Austin HS junior Martin Delgado sits at the controls of the tugboat, ZEUS.
Six students from Austin High School’s maritime academy spent the morning of Jan. 30 aboard one of the newest and most technologically advanced harbor tugs on the Houston Ship Channel.
Representatives from G & H Towing Company on the 80-foot ZEUS took a break from assisting waterborne commerce to allow the students—all juniors in the maritime program—to spend some time on deck, in the wheelhouse, and in the engine room, learning about the types of careers available on the Houston waterfront.
Retired Coast Guard Master Chief John Buchanan, who serves as the lead maritime instructor at Austin, brought innovation and 30 years of his own shipboard and leadership experience to the maritime academy, and this is the latest in a string of initiatives designed to get students thinking about employment opportunities and excited to contribute to the Houston economy.
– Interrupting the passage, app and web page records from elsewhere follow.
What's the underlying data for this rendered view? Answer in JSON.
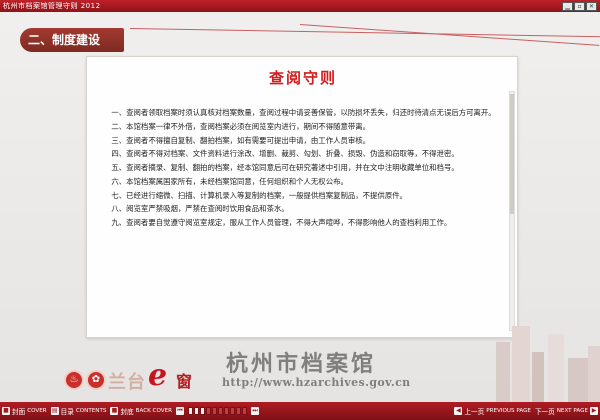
{
  "window": {
    "title": "杭州市档案馆管理守则 2012",
    "minimize_glyph": "▁",
    "restore_glyph": "▫",
    "close_glyph": "✕"
  },
  "section": {
    "heading": "二、制度建设"
  },
  "document": {
    "title": "查阅守则",
    "paragraphs": [
      "一、查阅者领取档案时须认真核对档案数量，查阅过程中请妥善保管，以防损坏丢失，归还时待清点无误后方可离开。",
      "二、本馆档案一律不外借，查阅档案必须在阅览室内进行，期间不得随意带离。",
      "三、查阅者不得擅自复制、翻拍档案，如有需要可提出申请，由工作人员审核。",
      "四、查阅者不得对档案、文件资料进行涂改、增删、裁剪、勾划、折叠、损毁、伪造和窃取等，不得泄密。",
      "五、查阅者摘录、复制、翻拍的档案，经本馆同意后可在研究著述中引用，并在文中注明收藏单位和档号。",
      "六、本馆档案属国家所有，未经档案馆同意，任何组织和个人无权公布。",
      "七、已经进行缩微、扫描、计算机录入等复制的档案，一般提供档案复制品，不提供原件。",
      "八、阅览室严禁吸烟，严禁在查阅时饮用食品和茶水。",
      "九、查阅者要自觉遵守阅览室规定，服从工作人员管理，不得大声喧哗，不得影响他人的查档利用工作。"
    ]
  },
  "branding": {
    "logo_glyph_1": "♨",
    "logo_glyph_2": "✿",
    "lantai": "兰台",
    "e": "e",
    "chuang": "窗",
    "archive_name": "杭州市档案馆",
    "archive_url": "http://www.hzarchives.gov.cn"
  },
  "toolbar": {
    "cover": {
      "cn": "封面",
      "en": "COVER",
      "icon": "■"
    },
    "contents": {
      "cn": "目录",
      "en": "CONTENTS",
      "icon": "▤"
    },
    "back_cover": {
      "cn": "封底",
      "en": "BACK COVER",
      "icon": "■"
    },
    "first": {
      "icon": "⏮"
    },
    "progress": {
      "total": 10,
      "current": 3
    },
    "last": {
      "icon": "⏭"
    },
    "previous": {
      "cn": "上一页",
      "en": "PREVIOUS PAGE",
      "icon": "◀"
    },
    "next": {
      "cn": "下一页",
      "en": "NEXT PAGE",
      "icon": "▶"
    }
  },
  "colors": {
    "accent": "#c0212a",
    "section_tab": "#8f3228",
    "doc_title": "#d21d1d"
  }
}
Austin High School is situated a few blocks away from the Houston Ship Channel, one of the city’s economic engines for the past 100 years.
“Very few of our students are even aware of the many opportunities right here in front of them,” Buchanan said. “Many of these jobs are stable, high-paying, and often do not require a four-year college education.”
Under the direction of new Principal Steve Guerrero, Buchanan is expanding the school’s maritime program to ensure opportunities for both college-bound and non-college-bound graduates.
Junior Martin Delgado had the chance to sit at the controls of the powerful harbor tug and experience first-hand the duties of her crew. “Maritime is full of opportunities,” said Delgado. “Visiting these tugs is an example of the stuff we get to do. How many teenagers get to say they’ve been on a tug?”
Austin is one of two HISD high schools that offers a maritime academy. The other is Yates.